The news of her death prompted an outpouring of tributes from cultural and literary institutions like the Royal Shakespeare Company, the bookstores Foyles and Waterstones, the Booker Prize and the London Review of Books, where she was a frequent contributor.
Fellow writers, among them Susan Orlean, Bernardine Evaristo and Laila Lalami, expressed their appreciation for her on social media, as did prominent historians. On Twitter, Simon Schama praised her “incomparable feel for the texture of history,” and Simon Sebag Montefiore wrote that Ms. Mantel had “invented a new language” that changed historical fiction forever.
In an interview, the writer and critic Daniel Mendelsohn marveled at the way Ms. Mantel had animated well-trod chapters of history through her sharp psychological insights and lush, evocative prose.

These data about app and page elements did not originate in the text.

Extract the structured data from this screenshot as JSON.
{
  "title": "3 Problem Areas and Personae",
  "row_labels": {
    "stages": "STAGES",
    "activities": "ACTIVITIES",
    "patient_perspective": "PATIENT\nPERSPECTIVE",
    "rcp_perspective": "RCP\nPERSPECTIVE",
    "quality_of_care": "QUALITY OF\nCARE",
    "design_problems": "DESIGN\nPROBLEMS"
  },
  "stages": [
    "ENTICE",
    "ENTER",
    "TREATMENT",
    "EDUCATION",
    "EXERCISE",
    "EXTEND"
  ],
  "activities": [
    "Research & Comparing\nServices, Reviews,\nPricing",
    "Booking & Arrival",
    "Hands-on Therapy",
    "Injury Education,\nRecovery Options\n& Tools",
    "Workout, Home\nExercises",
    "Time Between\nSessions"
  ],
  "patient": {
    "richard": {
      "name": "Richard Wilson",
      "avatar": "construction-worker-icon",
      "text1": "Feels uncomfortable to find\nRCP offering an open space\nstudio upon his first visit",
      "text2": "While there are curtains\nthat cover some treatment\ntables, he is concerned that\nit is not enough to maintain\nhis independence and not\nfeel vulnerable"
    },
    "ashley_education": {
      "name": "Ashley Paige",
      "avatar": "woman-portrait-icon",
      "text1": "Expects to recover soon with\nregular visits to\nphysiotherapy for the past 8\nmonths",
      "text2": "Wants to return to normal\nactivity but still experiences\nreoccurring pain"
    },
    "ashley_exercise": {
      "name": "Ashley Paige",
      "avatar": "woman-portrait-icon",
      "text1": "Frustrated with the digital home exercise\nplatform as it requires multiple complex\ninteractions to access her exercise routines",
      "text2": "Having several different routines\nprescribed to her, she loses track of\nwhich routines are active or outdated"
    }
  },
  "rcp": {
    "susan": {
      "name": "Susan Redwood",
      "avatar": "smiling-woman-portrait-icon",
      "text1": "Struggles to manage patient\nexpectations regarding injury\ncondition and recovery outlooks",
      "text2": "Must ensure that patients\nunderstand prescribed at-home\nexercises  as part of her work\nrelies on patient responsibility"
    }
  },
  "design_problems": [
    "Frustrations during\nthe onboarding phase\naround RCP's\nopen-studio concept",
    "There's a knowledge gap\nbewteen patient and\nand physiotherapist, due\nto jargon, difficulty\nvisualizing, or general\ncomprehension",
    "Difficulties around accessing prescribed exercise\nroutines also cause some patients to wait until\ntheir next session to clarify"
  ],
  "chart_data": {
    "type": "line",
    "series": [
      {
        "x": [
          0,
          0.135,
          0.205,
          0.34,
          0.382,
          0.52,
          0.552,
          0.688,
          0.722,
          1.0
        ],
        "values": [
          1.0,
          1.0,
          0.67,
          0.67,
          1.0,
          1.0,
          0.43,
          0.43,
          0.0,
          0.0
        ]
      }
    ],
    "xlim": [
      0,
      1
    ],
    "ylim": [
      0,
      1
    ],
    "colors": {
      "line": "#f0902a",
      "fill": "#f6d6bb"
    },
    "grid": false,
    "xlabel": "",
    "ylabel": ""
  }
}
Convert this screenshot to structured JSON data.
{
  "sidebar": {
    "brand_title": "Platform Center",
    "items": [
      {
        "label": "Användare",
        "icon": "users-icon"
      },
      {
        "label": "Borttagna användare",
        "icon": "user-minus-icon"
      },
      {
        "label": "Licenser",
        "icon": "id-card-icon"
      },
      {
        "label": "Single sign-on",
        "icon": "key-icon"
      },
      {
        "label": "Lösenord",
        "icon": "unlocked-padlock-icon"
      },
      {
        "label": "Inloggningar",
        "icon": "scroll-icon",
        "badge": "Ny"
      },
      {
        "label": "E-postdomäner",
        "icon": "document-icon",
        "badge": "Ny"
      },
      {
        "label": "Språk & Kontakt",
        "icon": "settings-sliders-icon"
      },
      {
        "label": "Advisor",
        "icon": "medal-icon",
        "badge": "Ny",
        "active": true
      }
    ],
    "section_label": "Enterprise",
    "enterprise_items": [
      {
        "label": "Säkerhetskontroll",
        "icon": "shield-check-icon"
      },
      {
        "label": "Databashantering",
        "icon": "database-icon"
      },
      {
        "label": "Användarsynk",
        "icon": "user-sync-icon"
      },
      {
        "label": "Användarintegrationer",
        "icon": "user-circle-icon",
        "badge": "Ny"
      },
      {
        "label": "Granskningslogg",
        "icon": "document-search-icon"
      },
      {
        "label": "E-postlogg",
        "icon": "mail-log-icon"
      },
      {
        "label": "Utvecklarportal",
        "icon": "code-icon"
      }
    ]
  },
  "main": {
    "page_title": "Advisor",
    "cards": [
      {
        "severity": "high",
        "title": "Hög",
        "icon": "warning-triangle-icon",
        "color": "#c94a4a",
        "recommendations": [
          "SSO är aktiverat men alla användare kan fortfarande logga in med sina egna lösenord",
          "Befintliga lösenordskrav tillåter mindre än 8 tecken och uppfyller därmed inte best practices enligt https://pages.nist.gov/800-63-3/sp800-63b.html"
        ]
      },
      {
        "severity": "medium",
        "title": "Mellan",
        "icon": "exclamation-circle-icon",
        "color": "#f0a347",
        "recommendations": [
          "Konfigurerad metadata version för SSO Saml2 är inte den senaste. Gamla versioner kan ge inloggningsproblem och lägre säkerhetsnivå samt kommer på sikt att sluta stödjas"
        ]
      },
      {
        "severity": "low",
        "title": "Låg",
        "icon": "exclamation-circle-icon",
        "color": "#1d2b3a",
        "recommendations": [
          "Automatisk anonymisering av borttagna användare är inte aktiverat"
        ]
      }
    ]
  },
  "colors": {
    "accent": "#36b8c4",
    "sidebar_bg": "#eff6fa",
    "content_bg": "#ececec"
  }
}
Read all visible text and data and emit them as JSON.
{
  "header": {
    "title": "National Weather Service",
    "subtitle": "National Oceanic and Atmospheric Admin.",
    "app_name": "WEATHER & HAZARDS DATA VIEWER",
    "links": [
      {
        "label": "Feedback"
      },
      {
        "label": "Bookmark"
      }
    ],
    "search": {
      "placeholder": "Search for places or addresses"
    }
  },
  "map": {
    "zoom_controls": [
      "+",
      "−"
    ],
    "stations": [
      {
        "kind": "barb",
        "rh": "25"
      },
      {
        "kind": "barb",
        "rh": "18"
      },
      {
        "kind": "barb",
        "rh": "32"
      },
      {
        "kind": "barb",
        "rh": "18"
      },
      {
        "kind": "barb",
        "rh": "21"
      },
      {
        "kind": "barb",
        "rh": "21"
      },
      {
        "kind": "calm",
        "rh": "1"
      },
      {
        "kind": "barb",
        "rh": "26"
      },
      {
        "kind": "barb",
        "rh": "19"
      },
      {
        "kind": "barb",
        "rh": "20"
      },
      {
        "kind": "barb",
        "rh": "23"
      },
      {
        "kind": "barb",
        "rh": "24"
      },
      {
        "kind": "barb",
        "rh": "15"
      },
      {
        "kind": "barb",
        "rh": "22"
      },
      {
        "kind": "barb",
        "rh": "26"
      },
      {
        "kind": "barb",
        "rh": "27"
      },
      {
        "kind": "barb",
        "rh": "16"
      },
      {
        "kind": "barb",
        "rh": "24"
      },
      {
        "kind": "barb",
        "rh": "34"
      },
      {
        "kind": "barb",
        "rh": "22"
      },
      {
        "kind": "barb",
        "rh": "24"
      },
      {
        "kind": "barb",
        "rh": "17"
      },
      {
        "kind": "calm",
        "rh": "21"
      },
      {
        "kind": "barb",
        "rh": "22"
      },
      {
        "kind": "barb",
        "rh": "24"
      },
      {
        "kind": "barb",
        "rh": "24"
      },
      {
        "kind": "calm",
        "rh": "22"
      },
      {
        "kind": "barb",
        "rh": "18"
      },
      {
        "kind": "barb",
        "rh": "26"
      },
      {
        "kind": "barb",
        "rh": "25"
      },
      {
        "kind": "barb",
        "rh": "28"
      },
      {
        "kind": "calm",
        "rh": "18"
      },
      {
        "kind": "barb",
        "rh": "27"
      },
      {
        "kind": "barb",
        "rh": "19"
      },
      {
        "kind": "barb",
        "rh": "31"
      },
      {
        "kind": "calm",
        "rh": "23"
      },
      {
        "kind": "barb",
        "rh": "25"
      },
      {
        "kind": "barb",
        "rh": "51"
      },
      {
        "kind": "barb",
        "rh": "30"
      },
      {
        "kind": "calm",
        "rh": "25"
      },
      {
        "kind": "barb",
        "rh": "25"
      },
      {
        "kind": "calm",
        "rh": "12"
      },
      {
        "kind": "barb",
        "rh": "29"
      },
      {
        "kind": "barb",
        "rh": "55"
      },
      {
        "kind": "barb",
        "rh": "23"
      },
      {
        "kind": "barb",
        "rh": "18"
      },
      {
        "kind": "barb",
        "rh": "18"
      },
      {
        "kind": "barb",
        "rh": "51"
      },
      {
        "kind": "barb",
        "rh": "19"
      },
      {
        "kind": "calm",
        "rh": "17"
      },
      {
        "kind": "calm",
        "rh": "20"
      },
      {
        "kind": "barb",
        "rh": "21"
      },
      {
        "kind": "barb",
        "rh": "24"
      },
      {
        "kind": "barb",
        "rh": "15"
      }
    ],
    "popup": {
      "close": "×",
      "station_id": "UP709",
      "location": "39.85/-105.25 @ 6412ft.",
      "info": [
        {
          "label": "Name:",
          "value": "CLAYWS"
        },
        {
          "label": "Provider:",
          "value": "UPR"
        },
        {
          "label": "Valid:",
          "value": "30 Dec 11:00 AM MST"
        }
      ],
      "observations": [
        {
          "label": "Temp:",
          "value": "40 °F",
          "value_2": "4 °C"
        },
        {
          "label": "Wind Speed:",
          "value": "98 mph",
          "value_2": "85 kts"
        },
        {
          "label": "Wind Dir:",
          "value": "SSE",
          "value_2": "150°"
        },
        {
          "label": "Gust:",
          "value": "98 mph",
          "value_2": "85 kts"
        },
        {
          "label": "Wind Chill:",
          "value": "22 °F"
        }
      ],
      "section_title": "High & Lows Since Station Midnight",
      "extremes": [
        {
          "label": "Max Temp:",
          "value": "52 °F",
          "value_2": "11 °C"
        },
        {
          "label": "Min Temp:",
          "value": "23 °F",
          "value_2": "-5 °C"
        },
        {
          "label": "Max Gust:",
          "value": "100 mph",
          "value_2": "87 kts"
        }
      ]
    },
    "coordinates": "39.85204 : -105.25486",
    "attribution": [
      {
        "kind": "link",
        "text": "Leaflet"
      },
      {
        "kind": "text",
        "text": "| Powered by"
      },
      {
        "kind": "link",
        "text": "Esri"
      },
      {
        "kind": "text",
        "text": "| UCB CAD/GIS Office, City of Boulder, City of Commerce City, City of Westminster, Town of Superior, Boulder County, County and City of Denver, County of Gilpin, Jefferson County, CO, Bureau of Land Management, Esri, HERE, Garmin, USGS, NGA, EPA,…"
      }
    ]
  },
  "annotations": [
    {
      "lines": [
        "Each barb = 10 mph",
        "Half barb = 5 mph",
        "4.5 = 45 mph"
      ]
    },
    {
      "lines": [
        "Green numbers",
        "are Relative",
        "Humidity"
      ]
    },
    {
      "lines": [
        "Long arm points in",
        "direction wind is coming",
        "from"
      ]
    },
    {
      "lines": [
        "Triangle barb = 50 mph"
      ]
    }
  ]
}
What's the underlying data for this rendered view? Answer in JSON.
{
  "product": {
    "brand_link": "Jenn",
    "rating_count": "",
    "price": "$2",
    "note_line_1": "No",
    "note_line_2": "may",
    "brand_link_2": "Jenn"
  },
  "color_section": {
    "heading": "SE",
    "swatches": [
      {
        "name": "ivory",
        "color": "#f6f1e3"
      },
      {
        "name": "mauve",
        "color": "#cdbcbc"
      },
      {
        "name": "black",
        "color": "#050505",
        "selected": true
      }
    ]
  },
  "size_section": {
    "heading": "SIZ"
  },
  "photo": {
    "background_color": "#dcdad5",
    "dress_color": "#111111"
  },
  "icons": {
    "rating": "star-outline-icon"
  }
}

“She developed a way in ‘Wolf Hall’ of making you feel like you’re almost overhearing the thoughts of Thomas Cromwell, rather than flatly describing events,” he said. “It’s very much a psychological novel. She manages to combine a kind of stylistic lushness with an absolutely razor sharp precision in her prose, which don’t always go together.”
The British novelist Sarah Waters said in an interview that she had long admired Ms. Mantel’s versatility and inventiveness, as well as her ability to write incisive historical fiction, essays and memoir.
“She did so many different kinds of things and did them all equally well,” Ms. Waters said. “It was a shamefully long time before she got the recognition that she deserved. From the start, her books were incredibly original and suffused with this incredible intelligence.”
Ms. Mantel is survived by her husband, Mr. McEwen. The couple did not have any children. Her agent, Mr. Hamilton, said she is also survived by a younger brother, Brian Mantel, a management consultant.
After completing the Cromwell trilogy, Ms. Mantel described the process as “absolutely grueling” and said she didn’t feel she had the stamina to undertake another big historical fiction project. Instead, she planned to focus on a new medium — plays.
Mr. Hamilton said that at her death Ms. Mantel was working on at least one play and had various works in different stages of completion, but that there was “no novel or nonfiction book that could ever be published.”
“It’s highly unlikely that anything left incomplete would see the light of day,” he said in an email.
In one of her final interviews, published on Sept. 10 in The Financial Times, Ms. Mantel was asked if she believed in an afterlife. She did, she said, although she couldn’t imagine how it might work. “However,” she added, “the universe is not limited by what I can imagine.”